- 1 How much fiber do Peruvian beans have?
- 2 How healthy are Peruvian beans?
- 3 How many calories are in a cup of cooked Peruvian beans?
- 4 Do Peruano beans have protein?
- 5 Are black beans good for you?
- 6 Do they eat beans in Peru?
- 7 Can diabetics eat Peruvian beans?
- 8 What is the difference between pinto beans and Peruvian beans?
How much fiber do Peruvian beans have?
Calories: 245. Protein: 15.4 grams. Fiber: 15.4 grams. Folate (vitamin B9): 74% of the RDI.
How healthy are Peruvian beans?
An excellent source of complex carbs, protein and fiber, they’re also chock full of vitamins and minerals (calcium, potassium, B6 and folate to name a few).
How many calories are in a cup of cooked Peruvian beans?
One cup (171 grams) of cooked pinto beans contains roughly (40): Calories: 245. Protein: 15.4 grams.
Do Peruano beans have protein?
Peruano beans are packed with plant-powered nutrition – just one ¼-cup serving provides 7 grams of filling fiber and 10 grams of satisfying protein; it’s no surprise that these legumes are beloved by vegetarians, dieters and foodies alike.
Are black beans good for you?
Black beans are rich in antioxidants, which can protect the cells in your body and reduce your risk of conditions like heart disease and cancer. Black beans provide you with the following vitamins and minerals: Vitamin A. Calcium.
Do they eat beans in Peru?
The four traditional staples of Peruvian cuisine are corn, potatoes and other tubers, Amaranthaceaes (quinoa, kañiwa and kiwicha), and legumes (beans and lupins). Staples brought by the Spanish include rice, wheat and meats (beef, pork and chicken).

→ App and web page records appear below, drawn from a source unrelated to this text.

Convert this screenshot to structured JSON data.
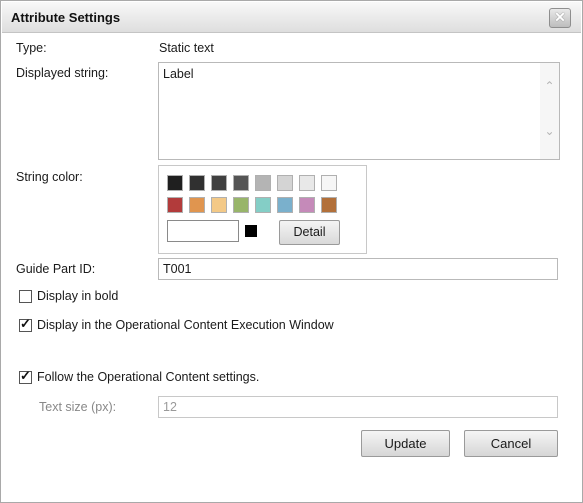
{
  "dialog": {
    "title": "Attribute Settings",
    "close_glyph": "✕"
  },
  "fields": {
    "type_label": "Type:",
    "type_value": "Static text",
    "displayed_string_label": "Displayed string:",
    "displayed_string_value": "Label",
    "string_color_label": "String color:",
    "detail_label": "Detail",
    "guide_part_id_label": "Guide Part ID:",
    "guide_part_id_value": "T001",
    "text_size_label": "Text size (px):",
    "text_size_value": "12"
  },
  "palette": {
    "colors_row1": [
      "#1f1f1f",
      "#303030",
      "#404040",
      "#555555",
      "#b4b4b4",
      "#d4d4d4",
      "#e8e8e8",
      "#f6f6f6"
    ],
    "colors_row2": [
      "#b23b3b",
      "#e0954f",
      "#f3c987",
      "#98b56a",
      "#84cec6",
      "#7ab0cc",
      "#c58ab9",
      "#b2703a"
    ],
    "selected_color": "#000000"
  },
  "options": {
    "bold": {
      "label": "Display in bold",
      "checked": false
    },
    "exec_window": {
      "label": "Display in the Operational Content Execution Window",
      "checked": true
    },
    "follow_settings": {
      "label": "Follow the Operational Content settings.",
      "checked": true
    }
  },
  "buttons": {
    "update": "Update",
    "cancel": "Cancel"
  },
  "icons": {
    "close": "close-icon",
    "check": "check-icon",
    "scroll_up": "chevron-up-icon",
    "scroll_down": "chevron-down-icon"
  }
}
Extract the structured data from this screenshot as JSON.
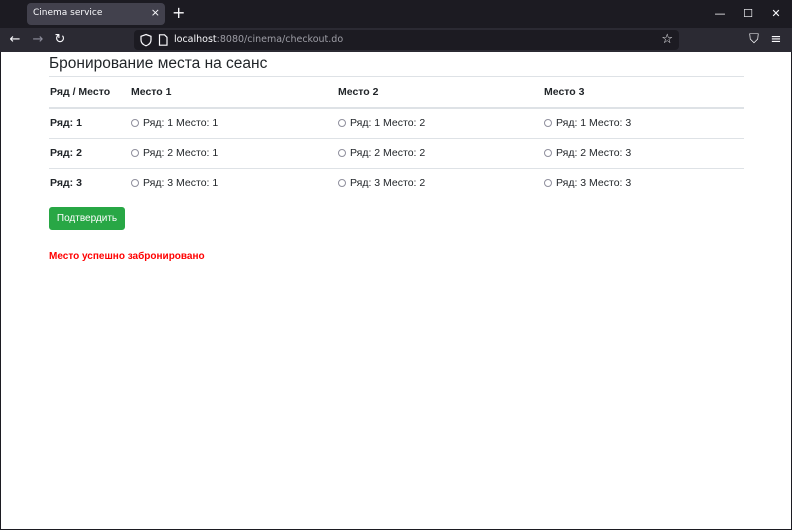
{
  "browser": {
    "tab_title": "Cinema service",
    "tab_close": "×",
    "new_tab": "+",
    "url_host": "localhost",
    "url_path": ":8080/cinema/checkout.do",
    "window": {
      "minimize": "—",
      "maximize": "☐",
      "close": "✕"
    },
    "nav": {
      "back": "←",
      "forward": "→",
      "reload": "↻",
      "bookmark": "☆",
      "pocket": "⛉",
      "menu": "≡"
    }
  },
  "page": {
    "title": "Бронирование места на сеанс",
    "table": {
      "headers": [
        "Ряд / Место",
        "Место 1",
        "Место 2",
        "Место 3"
      ],
      "rows": [
        {
          "label": "Ряд: 1",
          "seats": [
            "Ряд: 1 Место: 1",
            "Ряд: 1 Место: 2",
            "Ряд: 1 Место: 3"
          ]
        },
        {
          "label": "Ряд: 2",
          "seats": [
            "Ряд: 2 Место: 1",
            "Ряд: 2 Место: 2",
            "Ряд: 2 Место: 3"
          ]
        },
        {
          "label": "Ряд: 3",
          "seats": [
            "Ряд: 3 Место: 1",
            "Ряд: 3 Место: 2",
            "Ряд: 3 Место: 3"
          ]
        }
      ]
    },
    "confirm_label": "Подтвердить",
    "success_message": "Место успешно забронировано"
  },
  "colors": {
    "accent_button": "#28a745",
    "message": "#ff0000",
    "chrome_dark": "#1c1b22"
  }
}
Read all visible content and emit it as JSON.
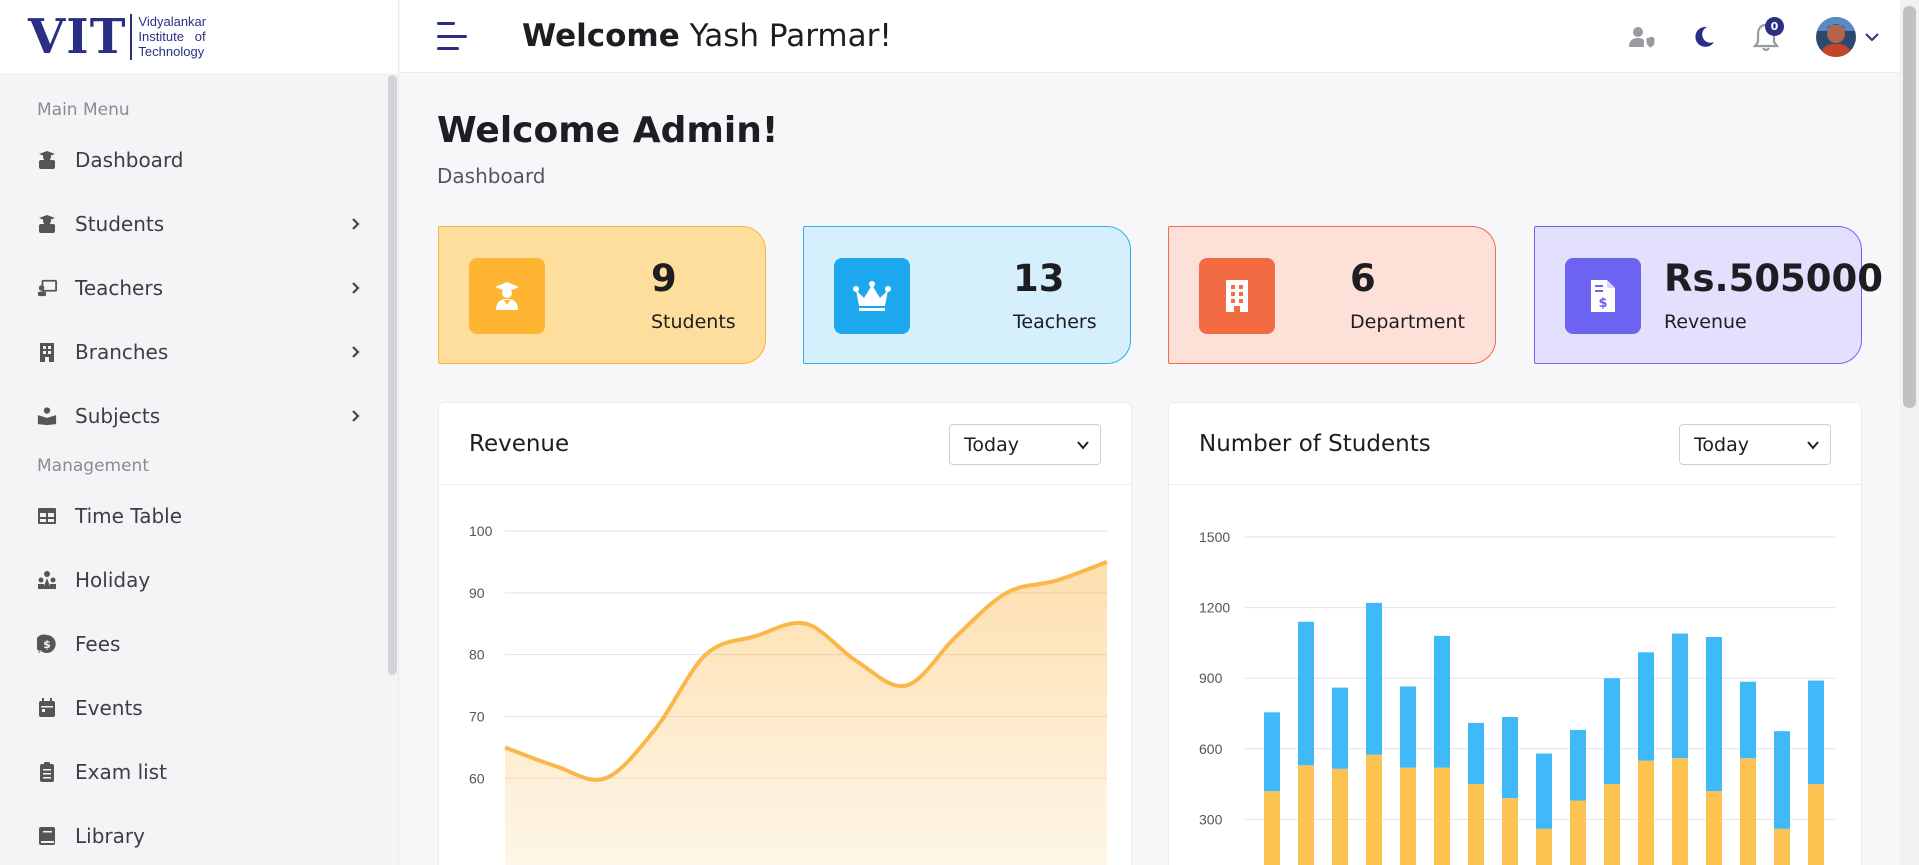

Can diabetics eat Peruvian beans?
The American Diabetes Association advises people with diabetes to add dried beans or no-sodium canned beans to several meals each week. They are low on the glycemic index and can help manage blood sugar levels better than many other starchy foods.
What is the difference between pinto beans and Peruvian beans?
Peruvian beans are soft, buttery, and have a more mild taste than pinto beans. When dried they are a yellowish color and once cooked they turn a light tan and have a smooth buttery taste. I prefer Peruvian beans over Pinto beans since they can be cooked with just water and salt and still be flavorful.